*PROBLEM DESCRIPTION:*
Your answer should be the lines of the listing that contain the word "Disk".

*INFORMATION:*
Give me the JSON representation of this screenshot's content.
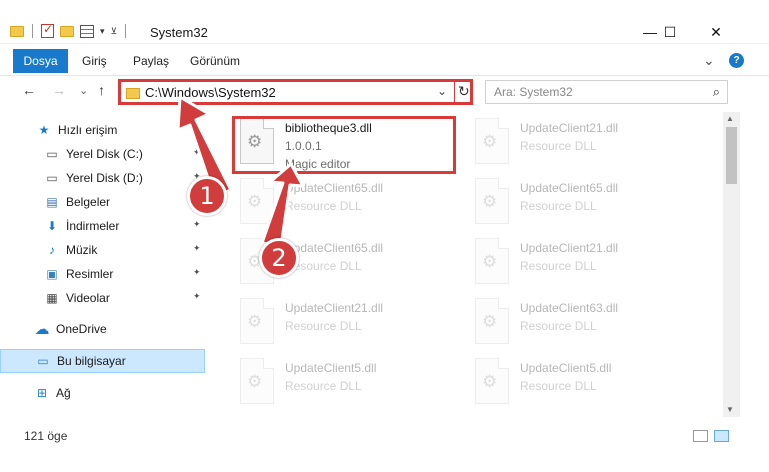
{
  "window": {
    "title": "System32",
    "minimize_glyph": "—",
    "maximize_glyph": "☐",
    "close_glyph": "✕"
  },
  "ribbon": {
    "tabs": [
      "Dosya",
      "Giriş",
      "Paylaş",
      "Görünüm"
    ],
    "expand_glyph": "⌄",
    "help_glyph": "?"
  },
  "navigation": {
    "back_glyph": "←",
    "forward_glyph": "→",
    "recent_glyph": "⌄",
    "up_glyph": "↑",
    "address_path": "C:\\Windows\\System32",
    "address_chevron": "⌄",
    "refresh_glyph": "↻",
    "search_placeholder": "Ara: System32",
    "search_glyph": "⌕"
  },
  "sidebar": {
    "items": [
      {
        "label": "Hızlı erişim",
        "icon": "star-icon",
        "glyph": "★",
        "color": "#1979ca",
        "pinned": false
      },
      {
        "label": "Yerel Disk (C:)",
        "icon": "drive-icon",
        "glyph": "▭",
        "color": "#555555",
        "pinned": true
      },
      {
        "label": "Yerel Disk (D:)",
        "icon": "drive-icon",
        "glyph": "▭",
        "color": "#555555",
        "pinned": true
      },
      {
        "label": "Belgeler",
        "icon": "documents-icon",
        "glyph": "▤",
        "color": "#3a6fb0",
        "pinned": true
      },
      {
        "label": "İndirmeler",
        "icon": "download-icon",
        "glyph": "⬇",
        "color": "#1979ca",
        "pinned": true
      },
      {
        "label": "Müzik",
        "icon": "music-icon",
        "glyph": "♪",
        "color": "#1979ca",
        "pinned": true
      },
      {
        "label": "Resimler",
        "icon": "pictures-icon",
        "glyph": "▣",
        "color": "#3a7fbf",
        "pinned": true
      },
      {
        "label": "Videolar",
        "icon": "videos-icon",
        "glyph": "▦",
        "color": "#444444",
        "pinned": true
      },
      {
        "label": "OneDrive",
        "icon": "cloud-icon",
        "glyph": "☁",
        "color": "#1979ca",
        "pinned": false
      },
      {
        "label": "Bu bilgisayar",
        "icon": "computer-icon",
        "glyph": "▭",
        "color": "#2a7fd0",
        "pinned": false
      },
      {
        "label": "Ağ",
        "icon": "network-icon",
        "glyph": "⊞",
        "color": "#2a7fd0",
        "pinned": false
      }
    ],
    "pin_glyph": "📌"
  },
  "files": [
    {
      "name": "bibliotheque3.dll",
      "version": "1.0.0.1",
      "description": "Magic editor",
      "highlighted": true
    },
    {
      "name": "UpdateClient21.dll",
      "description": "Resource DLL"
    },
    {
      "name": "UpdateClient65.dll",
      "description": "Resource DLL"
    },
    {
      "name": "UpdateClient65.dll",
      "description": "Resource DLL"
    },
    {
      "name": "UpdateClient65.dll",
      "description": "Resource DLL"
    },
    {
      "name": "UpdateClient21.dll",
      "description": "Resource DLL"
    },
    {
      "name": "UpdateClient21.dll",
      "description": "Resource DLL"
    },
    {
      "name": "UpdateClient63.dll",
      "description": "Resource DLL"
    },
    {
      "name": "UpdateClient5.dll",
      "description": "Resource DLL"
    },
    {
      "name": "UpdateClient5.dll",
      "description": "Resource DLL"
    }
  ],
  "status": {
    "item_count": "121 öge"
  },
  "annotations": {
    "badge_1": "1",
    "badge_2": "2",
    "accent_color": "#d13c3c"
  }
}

*EXERCISE RESULT:*
        "label": "Yerel Disk (C:)",
        "label": "Yerel Disk (D:)",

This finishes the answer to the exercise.